14. A masonry building unit containing crushed limestone and mineral filler aggregate bonded by Portland cement, said aggregate consisting essentially of crushed limestone graded in particle size from particles of No. 4

mesh screen size through particles passing through Nov 100 mesh screen size the mineral filler comprising not in excess of approximately 60% of the total aggregate and consisting essentially of particles from No. 4 mesh screen size through particles passing No. 100 mesh screen, said aggregate having particles in excess of 5% passing 100 mesh and cement in a relative minor amount in proportion to the total mixture to bond the limestone and mineral filler to form the building unit.

15. A masonry building unit containing crushed limestone aggregate which is bonded by Portland cement, said building unit consisting essentially of crushed limestone aggregate having particles of a size passing 100 mesh screen size and below in an amount greater than 5% but less than 35% of the total aggregate, and Portland cement 15 in an amount in proportion to the aggregate of limestone to bond the crushed limestone to form the building unit.

References Cited in the file of this patent UNITED STATES PATENTS Oberheer Aug. 24, 1926 Ryder May 12, 1931 Case Mar. 8, 1932 Tyler Mar. 26, 1940 Orsini Oct. 23, 1951 FOREIGN PATENTS Great Britain Apr. 5, 1950 OTHER REFERENCES Webster's New International Dictionary, 2nd ed.

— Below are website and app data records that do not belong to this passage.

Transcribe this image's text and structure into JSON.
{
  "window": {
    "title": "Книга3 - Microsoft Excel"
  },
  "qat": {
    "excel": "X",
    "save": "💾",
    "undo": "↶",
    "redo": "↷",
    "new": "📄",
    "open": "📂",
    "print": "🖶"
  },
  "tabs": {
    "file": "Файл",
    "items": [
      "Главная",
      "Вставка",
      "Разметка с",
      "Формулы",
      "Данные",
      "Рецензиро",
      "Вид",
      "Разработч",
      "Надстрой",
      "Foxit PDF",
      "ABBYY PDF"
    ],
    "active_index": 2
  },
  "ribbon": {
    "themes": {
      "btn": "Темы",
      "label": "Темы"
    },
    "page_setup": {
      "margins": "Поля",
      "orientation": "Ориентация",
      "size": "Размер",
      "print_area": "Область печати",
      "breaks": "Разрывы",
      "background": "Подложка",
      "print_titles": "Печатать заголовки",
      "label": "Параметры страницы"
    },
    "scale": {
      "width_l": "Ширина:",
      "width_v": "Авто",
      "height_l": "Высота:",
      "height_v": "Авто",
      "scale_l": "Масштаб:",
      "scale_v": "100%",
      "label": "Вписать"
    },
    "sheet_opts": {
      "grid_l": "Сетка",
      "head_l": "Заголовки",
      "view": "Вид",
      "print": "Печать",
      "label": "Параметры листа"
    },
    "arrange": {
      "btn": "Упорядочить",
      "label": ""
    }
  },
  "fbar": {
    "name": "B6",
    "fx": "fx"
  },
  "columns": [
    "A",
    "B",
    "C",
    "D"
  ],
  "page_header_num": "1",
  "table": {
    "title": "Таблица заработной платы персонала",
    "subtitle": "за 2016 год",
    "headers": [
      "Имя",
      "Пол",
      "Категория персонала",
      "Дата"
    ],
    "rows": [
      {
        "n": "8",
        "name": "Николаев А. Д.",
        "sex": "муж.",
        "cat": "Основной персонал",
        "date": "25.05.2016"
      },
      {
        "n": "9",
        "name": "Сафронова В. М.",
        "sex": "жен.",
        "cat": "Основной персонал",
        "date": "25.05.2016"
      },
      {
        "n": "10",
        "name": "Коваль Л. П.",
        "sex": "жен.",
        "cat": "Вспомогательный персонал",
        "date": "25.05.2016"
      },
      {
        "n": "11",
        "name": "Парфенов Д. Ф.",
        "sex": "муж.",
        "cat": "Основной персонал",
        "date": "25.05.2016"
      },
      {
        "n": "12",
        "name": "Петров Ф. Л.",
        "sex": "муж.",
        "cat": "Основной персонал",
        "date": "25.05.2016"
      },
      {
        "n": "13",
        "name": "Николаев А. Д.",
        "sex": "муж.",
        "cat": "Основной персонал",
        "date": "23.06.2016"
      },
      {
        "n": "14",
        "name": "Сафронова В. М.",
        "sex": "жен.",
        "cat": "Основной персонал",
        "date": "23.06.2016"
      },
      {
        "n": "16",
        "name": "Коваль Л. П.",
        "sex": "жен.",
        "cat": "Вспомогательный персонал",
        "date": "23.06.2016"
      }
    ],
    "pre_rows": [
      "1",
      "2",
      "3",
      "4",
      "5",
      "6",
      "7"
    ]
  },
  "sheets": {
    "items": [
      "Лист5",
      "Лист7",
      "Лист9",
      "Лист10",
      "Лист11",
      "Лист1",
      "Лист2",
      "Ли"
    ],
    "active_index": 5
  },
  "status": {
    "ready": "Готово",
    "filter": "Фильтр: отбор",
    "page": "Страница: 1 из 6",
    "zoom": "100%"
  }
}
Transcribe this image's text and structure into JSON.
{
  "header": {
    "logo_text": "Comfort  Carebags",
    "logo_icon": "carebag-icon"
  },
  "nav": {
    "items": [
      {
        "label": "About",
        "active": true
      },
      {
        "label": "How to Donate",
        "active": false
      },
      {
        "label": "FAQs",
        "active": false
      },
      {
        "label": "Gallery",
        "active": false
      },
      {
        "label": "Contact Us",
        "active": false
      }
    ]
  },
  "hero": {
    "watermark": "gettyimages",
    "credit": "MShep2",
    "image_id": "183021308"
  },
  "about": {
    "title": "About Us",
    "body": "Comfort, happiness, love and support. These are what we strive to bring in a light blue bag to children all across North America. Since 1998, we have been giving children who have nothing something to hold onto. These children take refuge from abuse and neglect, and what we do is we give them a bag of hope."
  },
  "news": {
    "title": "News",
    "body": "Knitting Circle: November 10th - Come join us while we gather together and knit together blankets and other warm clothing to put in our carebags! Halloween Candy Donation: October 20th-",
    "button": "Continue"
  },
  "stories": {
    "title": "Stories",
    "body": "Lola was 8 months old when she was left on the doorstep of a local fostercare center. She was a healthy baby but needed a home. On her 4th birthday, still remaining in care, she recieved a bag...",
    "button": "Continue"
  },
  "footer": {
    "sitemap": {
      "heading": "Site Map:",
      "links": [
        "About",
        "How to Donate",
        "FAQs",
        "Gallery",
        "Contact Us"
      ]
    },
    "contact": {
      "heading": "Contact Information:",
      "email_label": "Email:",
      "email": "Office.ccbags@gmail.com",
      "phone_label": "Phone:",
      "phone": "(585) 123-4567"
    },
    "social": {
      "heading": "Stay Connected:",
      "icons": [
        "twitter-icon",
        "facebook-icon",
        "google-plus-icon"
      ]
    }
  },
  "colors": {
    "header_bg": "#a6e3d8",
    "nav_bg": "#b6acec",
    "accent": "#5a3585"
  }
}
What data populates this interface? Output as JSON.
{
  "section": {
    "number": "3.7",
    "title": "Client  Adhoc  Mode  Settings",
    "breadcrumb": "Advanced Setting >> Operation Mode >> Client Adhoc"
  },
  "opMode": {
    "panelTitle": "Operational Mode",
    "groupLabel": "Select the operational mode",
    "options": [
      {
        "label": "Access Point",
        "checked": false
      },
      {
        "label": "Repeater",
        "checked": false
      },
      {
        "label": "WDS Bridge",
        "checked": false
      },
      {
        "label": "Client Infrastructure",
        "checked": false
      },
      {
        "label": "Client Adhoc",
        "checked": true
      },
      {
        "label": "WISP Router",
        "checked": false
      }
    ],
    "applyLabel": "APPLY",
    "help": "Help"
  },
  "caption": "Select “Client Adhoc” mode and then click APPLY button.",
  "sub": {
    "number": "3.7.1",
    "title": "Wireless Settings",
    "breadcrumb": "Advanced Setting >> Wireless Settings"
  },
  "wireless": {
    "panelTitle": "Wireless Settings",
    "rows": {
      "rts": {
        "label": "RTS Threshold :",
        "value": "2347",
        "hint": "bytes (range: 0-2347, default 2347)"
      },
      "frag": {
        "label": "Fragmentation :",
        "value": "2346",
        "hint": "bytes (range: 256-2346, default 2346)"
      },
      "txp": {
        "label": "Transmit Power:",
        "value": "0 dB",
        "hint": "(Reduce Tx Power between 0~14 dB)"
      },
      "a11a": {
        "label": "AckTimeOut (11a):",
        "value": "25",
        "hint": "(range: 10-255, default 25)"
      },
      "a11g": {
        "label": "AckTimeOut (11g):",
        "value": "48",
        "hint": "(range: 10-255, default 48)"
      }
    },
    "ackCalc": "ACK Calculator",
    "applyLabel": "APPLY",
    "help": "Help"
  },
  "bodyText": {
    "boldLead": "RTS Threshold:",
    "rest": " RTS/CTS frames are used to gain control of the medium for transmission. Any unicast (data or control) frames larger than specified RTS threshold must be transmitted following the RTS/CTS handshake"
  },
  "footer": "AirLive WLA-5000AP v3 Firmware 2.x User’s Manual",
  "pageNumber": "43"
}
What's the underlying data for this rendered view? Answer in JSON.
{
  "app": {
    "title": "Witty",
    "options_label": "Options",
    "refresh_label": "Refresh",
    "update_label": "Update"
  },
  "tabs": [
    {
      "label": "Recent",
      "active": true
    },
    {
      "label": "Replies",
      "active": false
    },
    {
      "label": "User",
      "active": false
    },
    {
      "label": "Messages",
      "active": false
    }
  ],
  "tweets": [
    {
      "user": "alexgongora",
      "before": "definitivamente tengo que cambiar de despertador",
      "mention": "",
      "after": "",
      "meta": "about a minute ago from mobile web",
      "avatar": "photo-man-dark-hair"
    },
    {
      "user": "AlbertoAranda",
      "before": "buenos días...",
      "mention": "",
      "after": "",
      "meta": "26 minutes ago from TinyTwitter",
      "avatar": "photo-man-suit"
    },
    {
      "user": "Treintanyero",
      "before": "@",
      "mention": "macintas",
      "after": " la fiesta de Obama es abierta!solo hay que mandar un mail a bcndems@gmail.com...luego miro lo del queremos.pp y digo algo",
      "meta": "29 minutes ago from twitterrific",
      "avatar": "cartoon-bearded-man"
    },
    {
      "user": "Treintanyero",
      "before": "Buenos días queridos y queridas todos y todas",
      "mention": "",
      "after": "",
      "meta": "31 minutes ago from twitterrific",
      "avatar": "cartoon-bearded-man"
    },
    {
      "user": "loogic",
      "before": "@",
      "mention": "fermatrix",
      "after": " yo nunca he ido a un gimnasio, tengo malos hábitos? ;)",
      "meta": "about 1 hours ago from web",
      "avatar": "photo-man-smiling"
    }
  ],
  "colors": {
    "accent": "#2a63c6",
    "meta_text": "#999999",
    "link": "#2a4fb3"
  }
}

Patent Citations
Cited PatentFiling datePublication dateApplicantTitle
US1597103 *Feb 12, 1924Aug 24, 1926Hynek OberherrProcess of making artificial marble and product made thereby
US1805431 *Jan 25, 1928May 12, 1931Ryder Carroll DComposition for the manufacture of conduits and the like
US1848934 *Dec 9, 1930Mar 8, 1932 Pbodttction of hydraulic cement
US2194777 *Jan 10, 1935Mar 26, 1940Dewey Portland Cement CompanyCement
US2572510 *Jan 21, 1948Oct 23, 1951Ivan OrsiniProcess for the manufacture of artificial porphyry or artificial granite and the product thereof
GB635354A * Title not available
Referenced by
Citing PatentFiling datePublication dateApplicantTitle
US3030258 *May 28, 1958Apr 17, 1962Tile Council Of AmericaDry cement composition comprising portland cement, methyl cellulose, and polyvinyl alcohol, and method of installing tile with same
US3853570 *Nov 27, 1972Dec 10, 1974Nonis ICement composition
US4026716 *Jun 28, 1976May 31, 1977Woodville Lime And Chemical CompanyConcrete composition
US4540553 *Jan 2, 1985Sep 10, 1985Onoda Cement Co., Inc.Desulfurizing agent
US5478390 *Jan 1, 1993Dec 26, 1995Cruaud; WilliamCuttable concrete, its process of manufacture and its process of molding
US20070272127 *May 27, 2006Nov 29, 2007Antonio PuccioMarble mix kit and method of producing same
Classifications
U.S. Classification106/698, 106/718, 106/738, 106/737
International ClassificationC04B28/04
Cooperative ClassificationC04B28/04
European ClassificationC04B28/04